- Opening Delimiter -

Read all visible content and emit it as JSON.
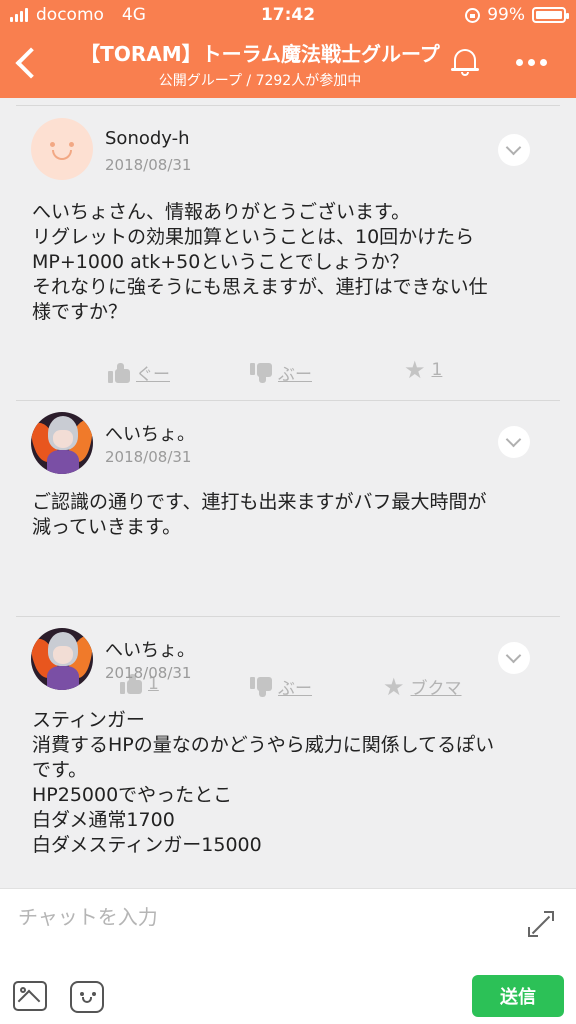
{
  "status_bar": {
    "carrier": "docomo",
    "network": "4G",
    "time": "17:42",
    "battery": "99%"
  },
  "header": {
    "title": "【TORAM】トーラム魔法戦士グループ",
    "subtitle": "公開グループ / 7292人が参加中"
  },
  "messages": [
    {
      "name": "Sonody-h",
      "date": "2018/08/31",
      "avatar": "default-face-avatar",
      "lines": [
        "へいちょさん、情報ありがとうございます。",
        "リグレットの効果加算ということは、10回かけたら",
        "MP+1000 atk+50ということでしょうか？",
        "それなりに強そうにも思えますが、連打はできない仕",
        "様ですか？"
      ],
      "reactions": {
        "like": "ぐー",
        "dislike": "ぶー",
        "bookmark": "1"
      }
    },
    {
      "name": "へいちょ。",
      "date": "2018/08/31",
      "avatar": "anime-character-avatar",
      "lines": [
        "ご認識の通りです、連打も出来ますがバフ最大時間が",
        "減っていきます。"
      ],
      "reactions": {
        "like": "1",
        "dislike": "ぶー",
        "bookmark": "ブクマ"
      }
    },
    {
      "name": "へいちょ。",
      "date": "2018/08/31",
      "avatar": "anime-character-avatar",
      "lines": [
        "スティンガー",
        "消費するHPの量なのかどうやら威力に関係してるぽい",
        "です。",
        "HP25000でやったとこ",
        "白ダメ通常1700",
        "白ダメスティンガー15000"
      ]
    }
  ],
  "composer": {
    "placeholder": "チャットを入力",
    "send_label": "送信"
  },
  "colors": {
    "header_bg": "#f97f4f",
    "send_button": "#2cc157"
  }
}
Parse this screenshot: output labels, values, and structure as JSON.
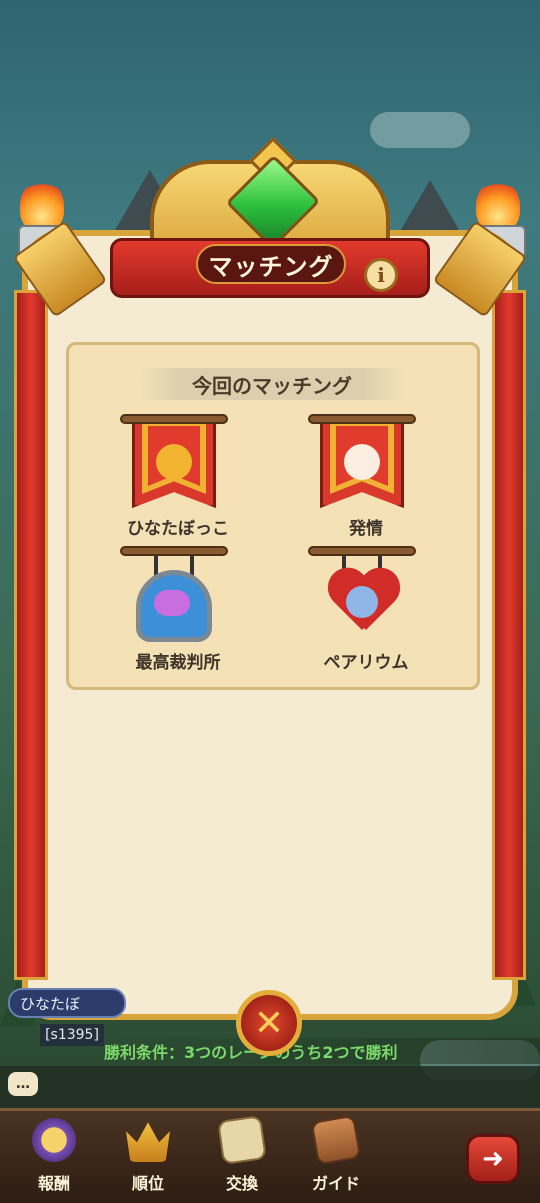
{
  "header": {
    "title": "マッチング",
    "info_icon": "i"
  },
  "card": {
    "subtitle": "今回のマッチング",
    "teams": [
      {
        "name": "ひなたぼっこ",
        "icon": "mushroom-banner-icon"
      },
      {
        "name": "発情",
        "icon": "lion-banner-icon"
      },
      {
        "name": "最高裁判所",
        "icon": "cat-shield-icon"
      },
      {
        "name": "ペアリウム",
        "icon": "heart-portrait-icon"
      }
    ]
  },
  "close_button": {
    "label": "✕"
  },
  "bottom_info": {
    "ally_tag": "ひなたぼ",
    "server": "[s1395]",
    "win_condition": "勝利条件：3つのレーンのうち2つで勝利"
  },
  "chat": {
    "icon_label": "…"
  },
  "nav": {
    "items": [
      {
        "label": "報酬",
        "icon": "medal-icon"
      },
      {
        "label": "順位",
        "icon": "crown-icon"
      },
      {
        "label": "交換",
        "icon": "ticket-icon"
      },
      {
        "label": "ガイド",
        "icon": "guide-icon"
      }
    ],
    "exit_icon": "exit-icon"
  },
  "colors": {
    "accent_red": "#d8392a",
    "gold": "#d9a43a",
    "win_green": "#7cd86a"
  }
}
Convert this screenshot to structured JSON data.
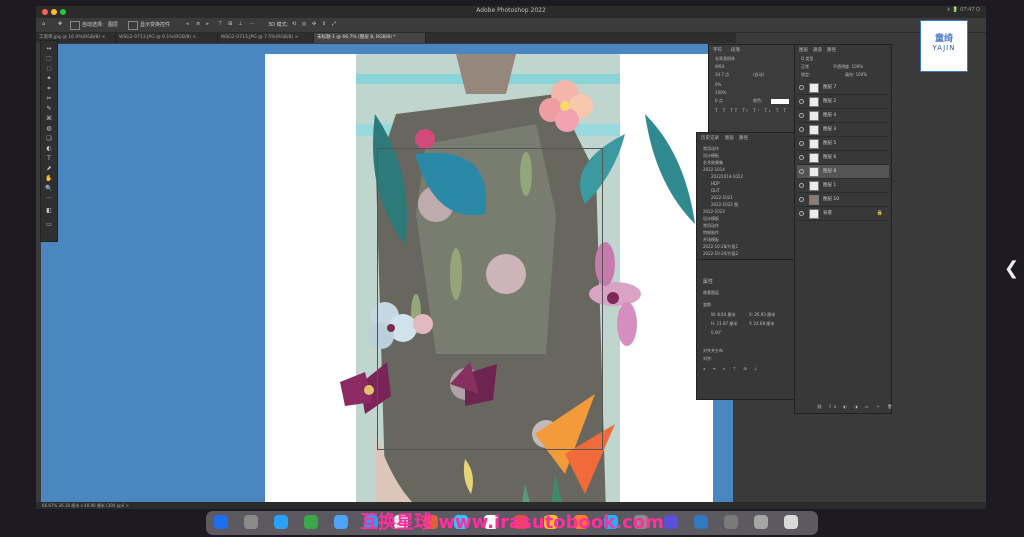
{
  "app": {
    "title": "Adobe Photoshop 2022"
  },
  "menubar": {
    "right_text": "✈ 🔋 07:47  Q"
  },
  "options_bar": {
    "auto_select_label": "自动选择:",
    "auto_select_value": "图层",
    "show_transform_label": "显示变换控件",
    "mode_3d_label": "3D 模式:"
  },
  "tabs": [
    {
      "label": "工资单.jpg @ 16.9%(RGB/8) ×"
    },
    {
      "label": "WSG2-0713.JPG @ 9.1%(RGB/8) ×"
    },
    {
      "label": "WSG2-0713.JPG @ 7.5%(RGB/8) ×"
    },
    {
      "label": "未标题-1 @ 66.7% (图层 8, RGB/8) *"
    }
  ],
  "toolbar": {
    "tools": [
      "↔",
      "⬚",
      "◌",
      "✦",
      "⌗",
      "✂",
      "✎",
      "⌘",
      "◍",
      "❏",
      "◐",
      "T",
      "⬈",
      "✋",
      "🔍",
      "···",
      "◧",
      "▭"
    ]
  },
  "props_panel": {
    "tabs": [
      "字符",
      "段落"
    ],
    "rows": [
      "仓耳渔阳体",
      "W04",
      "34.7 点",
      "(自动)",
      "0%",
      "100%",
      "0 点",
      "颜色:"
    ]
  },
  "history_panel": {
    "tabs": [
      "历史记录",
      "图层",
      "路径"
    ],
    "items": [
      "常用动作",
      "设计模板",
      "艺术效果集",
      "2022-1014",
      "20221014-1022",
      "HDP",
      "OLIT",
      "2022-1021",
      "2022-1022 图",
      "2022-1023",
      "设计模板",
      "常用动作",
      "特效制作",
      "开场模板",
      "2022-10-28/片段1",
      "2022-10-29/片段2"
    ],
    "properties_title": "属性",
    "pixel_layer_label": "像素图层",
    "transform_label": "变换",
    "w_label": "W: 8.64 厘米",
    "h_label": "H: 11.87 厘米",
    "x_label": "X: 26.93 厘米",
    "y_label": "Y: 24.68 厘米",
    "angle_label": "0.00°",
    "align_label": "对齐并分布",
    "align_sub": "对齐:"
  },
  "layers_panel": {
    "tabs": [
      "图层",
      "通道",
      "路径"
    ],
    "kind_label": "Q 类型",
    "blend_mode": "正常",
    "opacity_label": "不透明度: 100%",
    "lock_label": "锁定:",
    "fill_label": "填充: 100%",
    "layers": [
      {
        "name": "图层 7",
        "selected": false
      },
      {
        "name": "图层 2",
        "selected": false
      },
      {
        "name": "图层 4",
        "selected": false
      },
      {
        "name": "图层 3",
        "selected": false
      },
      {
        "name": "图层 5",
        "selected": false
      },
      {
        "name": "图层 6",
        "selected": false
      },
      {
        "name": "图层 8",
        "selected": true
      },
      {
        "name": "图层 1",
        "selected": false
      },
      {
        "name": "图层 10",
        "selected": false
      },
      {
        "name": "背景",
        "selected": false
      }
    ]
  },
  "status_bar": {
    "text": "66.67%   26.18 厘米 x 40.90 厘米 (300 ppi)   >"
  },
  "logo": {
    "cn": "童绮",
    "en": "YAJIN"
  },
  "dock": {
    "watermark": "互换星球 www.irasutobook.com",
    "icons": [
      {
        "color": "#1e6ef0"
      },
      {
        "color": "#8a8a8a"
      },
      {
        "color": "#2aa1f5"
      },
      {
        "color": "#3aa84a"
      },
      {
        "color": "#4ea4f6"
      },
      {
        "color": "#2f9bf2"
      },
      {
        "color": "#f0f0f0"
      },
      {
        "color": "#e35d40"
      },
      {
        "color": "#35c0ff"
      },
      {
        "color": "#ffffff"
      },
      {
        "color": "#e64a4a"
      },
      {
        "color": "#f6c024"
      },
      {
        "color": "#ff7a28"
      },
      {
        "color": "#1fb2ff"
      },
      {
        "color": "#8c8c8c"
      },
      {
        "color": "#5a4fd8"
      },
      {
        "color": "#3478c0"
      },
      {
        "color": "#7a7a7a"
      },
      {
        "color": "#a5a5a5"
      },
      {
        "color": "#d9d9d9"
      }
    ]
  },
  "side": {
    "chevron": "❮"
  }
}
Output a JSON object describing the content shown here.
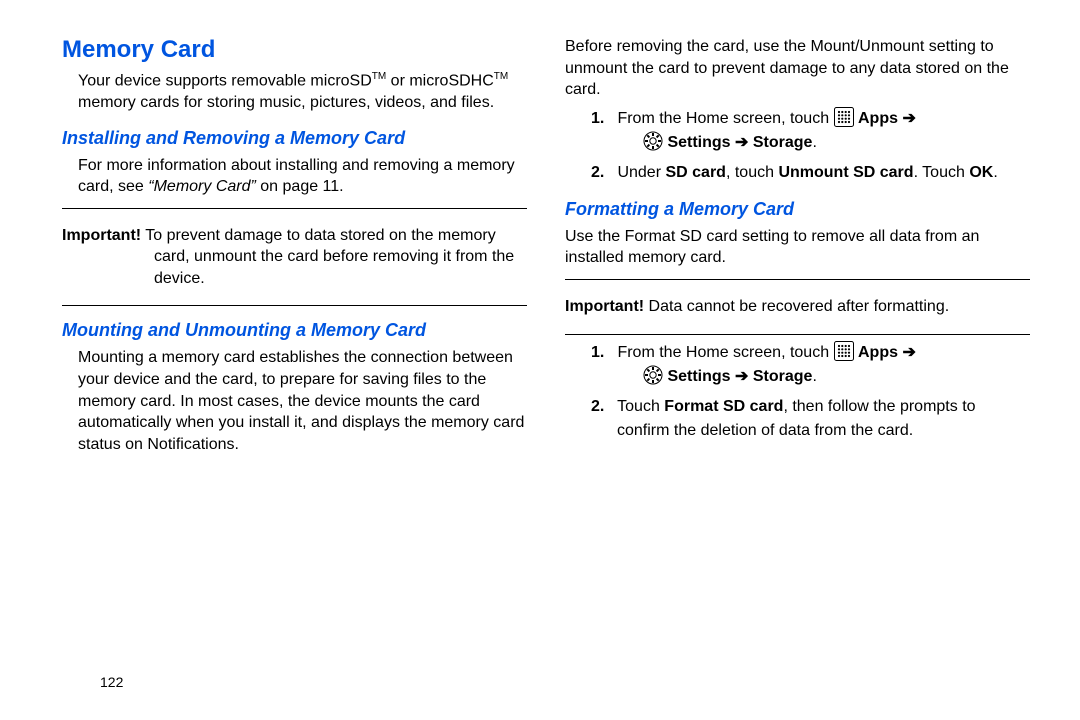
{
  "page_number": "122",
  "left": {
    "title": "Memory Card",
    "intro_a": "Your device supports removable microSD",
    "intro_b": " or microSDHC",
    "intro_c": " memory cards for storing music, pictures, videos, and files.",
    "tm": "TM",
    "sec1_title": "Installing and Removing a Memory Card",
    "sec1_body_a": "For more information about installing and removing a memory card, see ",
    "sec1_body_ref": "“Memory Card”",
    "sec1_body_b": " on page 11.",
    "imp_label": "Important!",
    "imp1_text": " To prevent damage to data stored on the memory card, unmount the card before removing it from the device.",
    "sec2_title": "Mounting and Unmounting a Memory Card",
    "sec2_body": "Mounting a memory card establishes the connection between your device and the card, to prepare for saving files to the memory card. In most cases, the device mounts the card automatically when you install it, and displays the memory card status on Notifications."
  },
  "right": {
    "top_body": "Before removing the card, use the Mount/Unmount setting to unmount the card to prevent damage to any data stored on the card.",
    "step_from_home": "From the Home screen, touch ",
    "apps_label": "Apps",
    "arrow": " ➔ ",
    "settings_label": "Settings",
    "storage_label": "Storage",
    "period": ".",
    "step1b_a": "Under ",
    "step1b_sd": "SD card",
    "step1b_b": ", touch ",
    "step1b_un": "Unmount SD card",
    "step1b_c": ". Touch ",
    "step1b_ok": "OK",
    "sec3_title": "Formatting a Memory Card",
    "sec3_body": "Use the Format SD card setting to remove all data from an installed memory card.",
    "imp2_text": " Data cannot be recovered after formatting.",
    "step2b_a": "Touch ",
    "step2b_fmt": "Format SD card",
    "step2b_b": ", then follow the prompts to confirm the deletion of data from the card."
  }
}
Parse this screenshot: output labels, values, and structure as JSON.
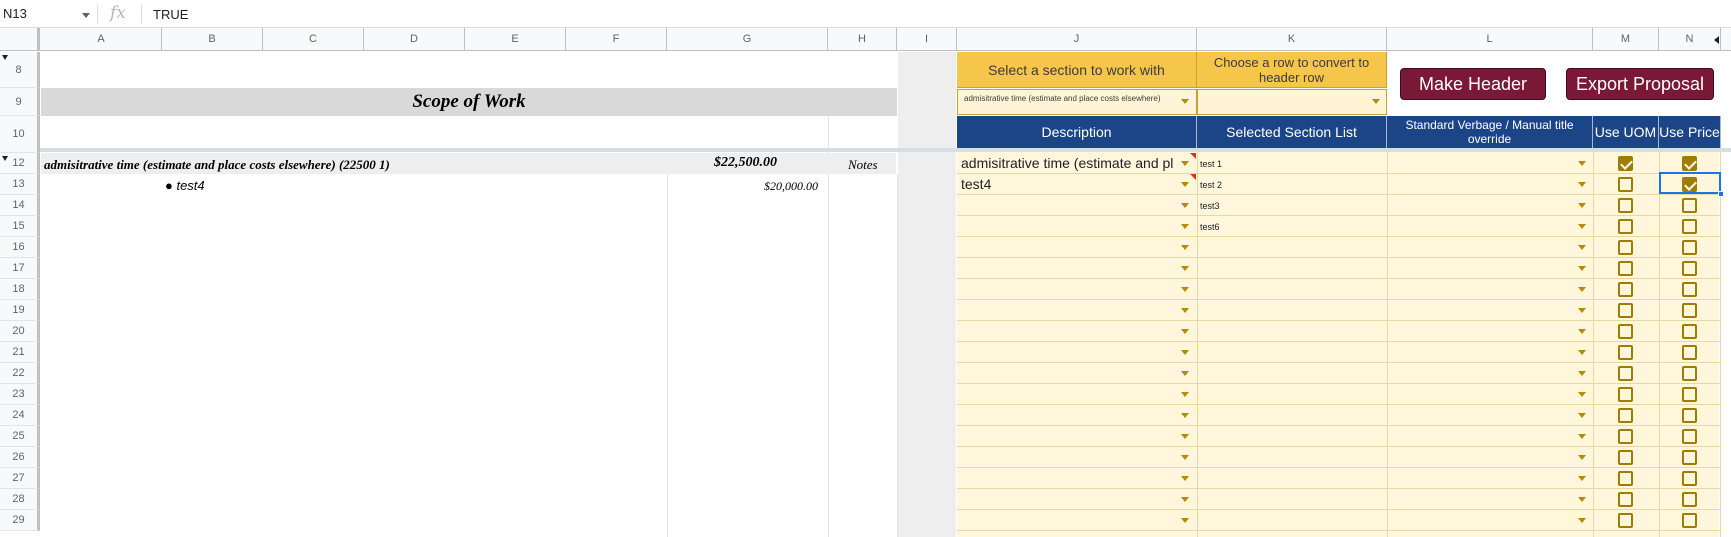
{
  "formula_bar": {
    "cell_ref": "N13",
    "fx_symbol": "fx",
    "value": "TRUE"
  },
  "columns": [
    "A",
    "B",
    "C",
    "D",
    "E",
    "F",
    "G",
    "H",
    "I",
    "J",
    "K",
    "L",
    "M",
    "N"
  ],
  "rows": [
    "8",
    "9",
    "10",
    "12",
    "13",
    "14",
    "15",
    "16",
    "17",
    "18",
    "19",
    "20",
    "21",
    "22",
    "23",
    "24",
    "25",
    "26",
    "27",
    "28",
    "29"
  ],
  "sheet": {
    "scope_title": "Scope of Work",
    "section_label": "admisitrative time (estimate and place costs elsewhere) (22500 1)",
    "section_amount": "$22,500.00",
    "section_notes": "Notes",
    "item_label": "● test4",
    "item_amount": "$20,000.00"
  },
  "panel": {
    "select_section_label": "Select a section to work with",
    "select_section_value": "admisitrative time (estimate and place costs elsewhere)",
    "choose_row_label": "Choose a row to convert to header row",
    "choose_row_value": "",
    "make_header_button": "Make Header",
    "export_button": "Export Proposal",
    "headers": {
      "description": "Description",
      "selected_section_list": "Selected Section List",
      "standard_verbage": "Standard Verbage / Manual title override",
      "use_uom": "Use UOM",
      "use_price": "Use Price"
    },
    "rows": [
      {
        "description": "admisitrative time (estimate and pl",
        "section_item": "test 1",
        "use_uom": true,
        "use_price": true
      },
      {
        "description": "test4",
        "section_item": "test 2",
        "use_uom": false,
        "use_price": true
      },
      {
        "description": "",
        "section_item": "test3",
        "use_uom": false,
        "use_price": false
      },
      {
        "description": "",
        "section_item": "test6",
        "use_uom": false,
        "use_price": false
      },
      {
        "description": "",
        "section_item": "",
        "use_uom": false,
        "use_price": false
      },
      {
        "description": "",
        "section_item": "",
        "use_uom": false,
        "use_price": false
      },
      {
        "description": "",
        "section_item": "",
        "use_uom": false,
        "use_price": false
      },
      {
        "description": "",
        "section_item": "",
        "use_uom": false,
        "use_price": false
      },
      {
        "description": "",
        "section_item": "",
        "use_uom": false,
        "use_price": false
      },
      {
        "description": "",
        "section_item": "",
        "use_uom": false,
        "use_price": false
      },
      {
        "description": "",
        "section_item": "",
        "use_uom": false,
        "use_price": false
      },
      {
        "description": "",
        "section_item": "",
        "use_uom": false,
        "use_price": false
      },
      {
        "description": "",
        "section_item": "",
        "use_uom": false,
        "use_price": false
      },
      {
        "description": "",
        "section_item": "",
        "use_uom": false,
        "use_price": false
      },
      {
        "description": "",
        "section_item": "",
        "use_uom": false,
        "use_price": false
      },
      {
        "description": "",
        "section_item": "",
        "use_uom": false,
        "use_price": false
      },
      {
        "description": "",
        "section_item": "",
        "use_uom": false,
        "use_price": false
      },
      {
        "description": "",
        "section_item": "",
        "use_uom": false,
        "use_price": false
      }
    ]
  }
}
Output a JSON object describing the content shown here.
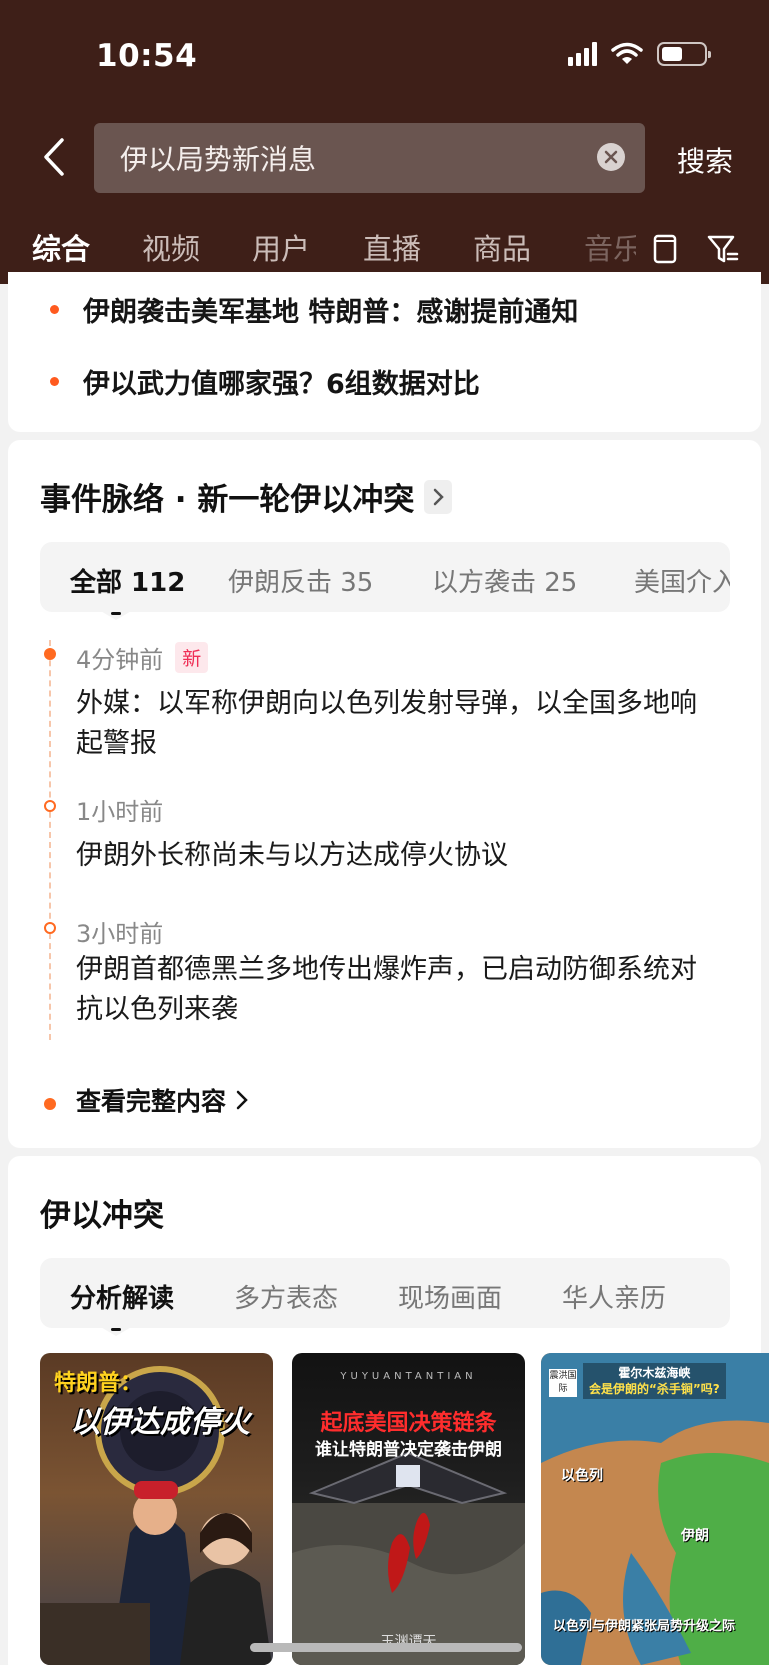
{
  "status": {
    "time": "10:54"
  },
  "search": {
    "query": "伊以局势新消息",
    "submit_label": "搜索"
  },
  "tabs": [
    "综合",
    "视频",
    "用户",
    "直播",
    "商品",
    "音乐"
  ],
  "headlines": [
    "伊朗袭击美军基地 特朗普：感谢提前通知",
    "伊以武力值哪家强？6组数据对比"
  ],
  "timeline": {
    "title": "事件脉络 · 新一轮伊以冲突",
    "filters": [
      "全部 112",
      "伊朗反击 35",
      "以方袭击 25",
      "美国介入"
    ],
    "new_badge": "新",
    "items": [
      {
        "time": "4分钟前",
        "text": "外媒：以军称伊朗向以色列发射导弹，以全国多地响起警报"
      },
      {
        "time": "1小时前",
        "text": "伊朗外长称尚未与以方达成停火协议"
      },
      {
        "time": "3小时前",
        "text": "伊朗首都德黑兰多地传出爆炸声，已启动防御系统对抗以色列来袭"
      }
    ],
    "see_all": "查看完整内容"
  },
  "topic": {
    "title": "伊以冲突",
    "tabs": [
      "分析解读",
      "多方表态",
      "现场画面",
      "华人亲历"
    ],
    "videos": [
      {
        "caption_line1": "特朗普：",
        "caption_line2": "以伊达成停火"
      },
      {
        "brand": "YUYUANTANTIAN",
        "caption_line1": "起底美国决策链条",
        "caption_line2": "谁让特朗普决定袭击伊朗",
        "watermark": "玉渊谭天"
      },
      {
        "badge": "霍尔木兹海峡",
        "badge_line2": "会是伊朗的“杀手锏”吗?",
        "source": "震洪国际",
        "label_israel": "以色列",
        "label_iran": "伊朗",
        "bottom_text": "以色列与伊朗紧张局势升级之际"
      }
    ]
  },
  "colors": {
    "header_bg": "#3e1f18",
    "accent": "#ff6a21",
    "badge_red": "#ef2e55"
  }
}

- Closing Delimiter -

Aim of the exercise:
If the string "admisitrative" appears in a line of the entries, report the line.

Finished exercise:
    "section_label": "admisitrative time (estimate and place costs elsewhere) (22500 1)",
    "select_section_value": "admisitrative time (estimate and place costs elsewhere)",
        "description": "admisitrative time (estimate and pl",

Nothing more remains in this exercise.